(DIRECTIONS):
I need the entries printed again word for word, without the images.
*** Opening of ENTRIES SUPPLIED ***
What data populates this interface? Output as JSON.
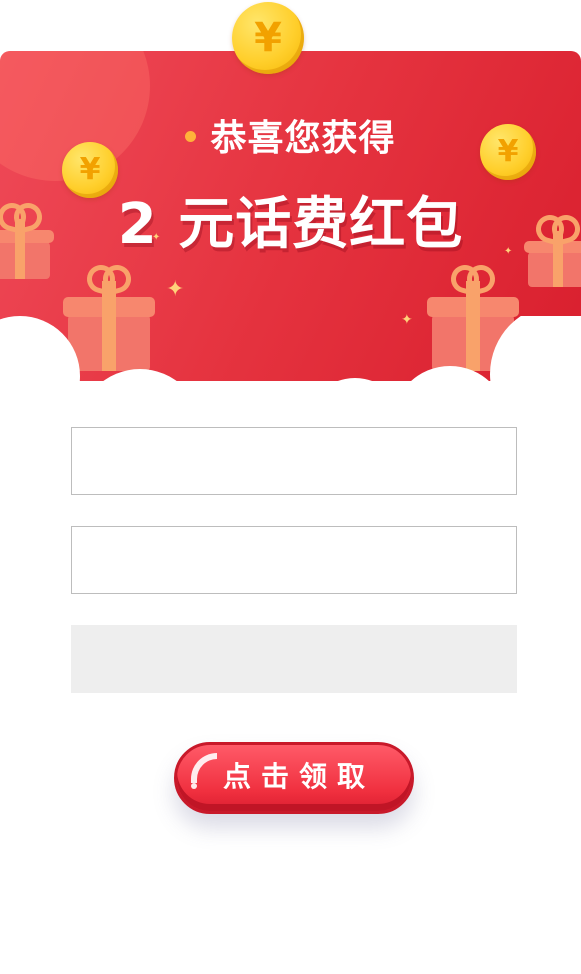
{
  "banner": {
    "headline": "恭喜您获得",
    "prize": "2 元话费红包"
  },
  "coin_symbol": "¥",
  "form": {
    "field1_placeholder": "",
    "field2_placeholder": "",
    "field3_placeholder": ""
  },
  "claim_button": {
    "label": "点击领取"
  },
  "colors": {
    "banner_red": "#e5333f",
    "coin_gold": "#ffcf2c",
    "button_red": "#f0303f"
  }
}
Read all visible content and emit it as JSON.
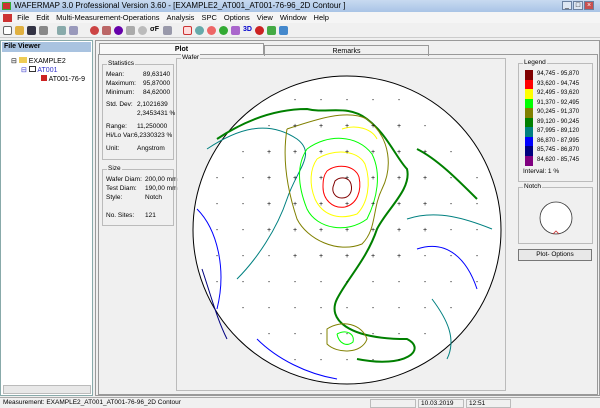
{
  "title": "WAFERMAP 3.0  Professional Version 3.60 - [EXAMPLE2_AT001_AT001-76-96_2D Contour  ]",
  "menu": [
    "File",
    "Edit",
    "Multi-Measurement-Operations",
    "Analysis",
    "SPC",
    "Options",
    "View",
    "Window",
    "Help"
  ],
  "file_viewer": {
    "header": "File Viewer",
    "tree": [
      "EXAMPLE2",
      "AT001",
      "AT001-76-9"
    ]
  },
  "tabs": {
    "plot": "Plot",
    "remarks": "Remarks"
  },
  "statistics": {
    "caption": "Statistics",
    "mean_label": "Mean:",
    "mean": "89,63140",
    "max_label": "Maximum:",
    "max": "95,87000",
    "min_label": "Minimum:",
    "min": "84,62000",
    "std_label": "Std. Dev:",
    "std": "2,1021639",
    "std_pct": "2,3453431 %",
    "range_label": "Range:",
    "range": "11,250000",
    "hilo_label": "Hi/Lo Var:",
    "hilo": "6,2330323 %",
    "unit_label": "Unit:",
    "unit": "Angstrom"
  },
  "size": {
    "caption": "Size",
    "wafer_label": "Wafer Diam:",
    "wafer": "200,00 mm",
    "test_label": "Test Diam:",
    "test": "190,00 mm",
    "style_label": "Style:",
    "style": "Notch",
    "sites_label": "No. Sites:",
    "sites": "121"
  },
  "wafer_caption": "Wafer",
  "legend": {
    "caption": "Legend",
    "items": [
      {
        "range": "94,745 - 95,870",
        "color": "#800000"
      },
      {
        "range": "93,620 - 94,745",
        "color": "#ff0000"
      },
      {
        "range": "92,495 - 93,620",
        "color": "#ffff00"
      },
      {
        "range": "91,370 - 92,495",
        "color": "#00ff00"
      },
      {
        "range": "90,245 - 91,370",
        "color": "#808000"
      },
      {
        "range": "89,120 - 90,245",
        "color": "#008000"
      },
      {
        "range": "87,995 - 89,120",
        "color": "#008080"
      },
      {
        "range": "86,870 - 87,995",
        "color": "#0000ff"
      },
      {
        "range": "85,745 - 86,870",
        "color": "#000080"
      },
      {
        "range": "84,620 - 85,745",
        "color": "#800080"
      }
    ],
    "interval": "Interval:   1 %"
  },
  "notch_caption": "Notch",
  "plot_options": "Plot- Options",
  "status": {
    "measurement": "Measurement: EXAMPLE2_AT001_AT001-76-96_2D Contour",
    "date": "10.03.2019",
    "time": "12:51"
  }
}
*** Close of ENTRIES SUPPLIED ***
(THE COMPLETED TASK):
What data populates this interface? Output as JSON.
{
  "banner": {
    "headline": "恭喜您获得",
    "prize": "2 元话费红包"
  },
  "coin_symbol": "¥",
  "form": {
    "field1_placeholder": "",
    "field2_placeholder": "",
    "field3_placeholder": ""
  },
  "claim_button": {
    "label": "点击领取"
  },
  "colors": {
    "banner_red": "#e5333f",
    "coin_gold": "#ffcf2c",
    "button_red": "#f0303f"
  }
}
Read all visible content and emit it as JSON.
{
  "title": "WAFERMAP 3.0  Professional Version 3.60 - [EXAMPLE2_AT001_AT001-76-96_2D Contour  ]",
  "menu": [
    "File",
    "Edit",
    "Multi-Measurement-Operations",
    "Analysis",
    "SPC",
    "Options",
    "View",
    "Window",
    "Help"
  ],
  "file_viewer": {
    "header": "File Viewer",
    "tree": [
      "EXAMPLE2",
      "AT001",
      "AT001-76-9"
    ]
  },
  "tabs": {
    "plot": "Plot",
    "remarks": "Remarks"
  },
  "statistics": {
    "caption": "Statistics",
    "mean_label": "Mean:",
    "mean": "89,63140",
    "max_label": "Maximum:",
    "max": "95,87000",
    "min_label": "Minimum:",
    "min": "84,62000",
    "std_label": "Std. Dev:",
    "std": "2,1021639",
    "std_pct": "2,3453431 %",
    "range_label": "Range:",
    "range": "11,250000",
    "hilo_label": "Hi/Lo Var:",
    "hilo": "6,2330323 %",
    "unit_label": "Unit:",
    "unit": "Angstrom"
  },
  "size": {
    "caption": "Size",
    "wafer_label": "Wafer Diam:",
    "wafer": "200,00 mm",
    "test_label": "Test Diam:",
    "test": "190,00 mm",
    "style_label": "Style:",
    "style": "Notch",
    "sites_label": "No. Sites:",
    "sites": "121"
  },
  "wafer_caption": "Wafer",
  "legend": {
    "caption": "Legend",
    "items": [
      {
        "range": "94,745 - 95,870",
        "color": "#800000"
      },
      {
        "range": "93,620 - 94,745",
        "color": "#ff0000"
      },
      {
        "range": "92,495 - 93,620",
        "color": "#ffff00"
      },
      {
        "range": "91,370 - 92,495",
        "color": "#00ff00"
      },
      {
        "range": "90,245 - 91,370",
        "color": "#808000"
      },
      {
        "range": "89,120 - 90,245",
        "color": "#008000"
      },
      {
        "range": "87,995 - 89,120",
        "color": "#008080"
      },
      {
        "range": "86,870 - 87,995",
        "color": "#0000ff"
      },
      {
        "range": "85,745 - 86,870",
        "color": "#000080"
      },
      {
        "range": "84,620 - 85,745",
        "color": "#800080"
      }
    ],
    "interval": "Interval:   1 %"
  },
  "notch_caption": "Notch",
  "plot_options": "Plot- Options",
  "status": {
    "measurement": "Measurement: EXAMPLE2_AT001_AT001-76-96_2D Contour",
    "date": "10.03.2019",
    "time": "12:51"
  }
}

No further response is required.